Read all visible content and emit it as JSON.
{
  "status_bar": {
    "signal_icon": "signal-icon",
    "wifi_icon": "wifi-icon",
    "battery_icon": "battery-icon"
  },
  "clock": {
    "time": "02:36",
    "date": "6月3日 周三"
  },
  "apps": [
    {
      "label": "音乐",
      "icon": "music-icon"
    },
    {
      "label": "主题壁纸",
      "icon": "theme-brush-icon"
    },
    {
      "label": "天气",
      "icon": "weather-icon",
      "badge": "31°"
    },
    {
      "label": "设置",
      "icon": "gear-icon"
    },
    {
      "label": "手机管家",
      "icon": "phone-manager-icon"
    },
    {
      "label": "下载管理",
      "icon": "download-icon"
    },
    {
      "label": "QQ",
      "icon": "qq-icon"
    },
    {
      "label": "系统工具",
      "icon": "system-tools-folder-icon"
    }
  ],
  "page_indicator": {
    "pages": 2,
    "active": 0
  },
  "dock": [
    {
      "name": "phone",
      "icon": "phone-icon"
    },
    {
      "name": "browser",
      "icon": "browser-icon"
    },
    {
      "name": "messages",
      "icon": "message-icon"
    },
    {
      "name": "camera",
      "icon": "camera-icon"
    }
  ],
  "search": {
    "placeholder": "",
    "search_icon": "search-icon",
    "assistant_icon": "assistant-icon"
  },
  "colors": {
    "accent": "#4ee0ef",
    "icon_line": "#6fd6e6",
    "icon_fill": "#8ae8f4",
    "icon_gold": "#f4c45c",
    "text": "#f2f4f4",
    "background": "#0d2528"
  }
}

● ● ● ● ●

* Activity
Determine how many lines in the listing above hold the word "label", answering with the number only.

* Completed exercise
8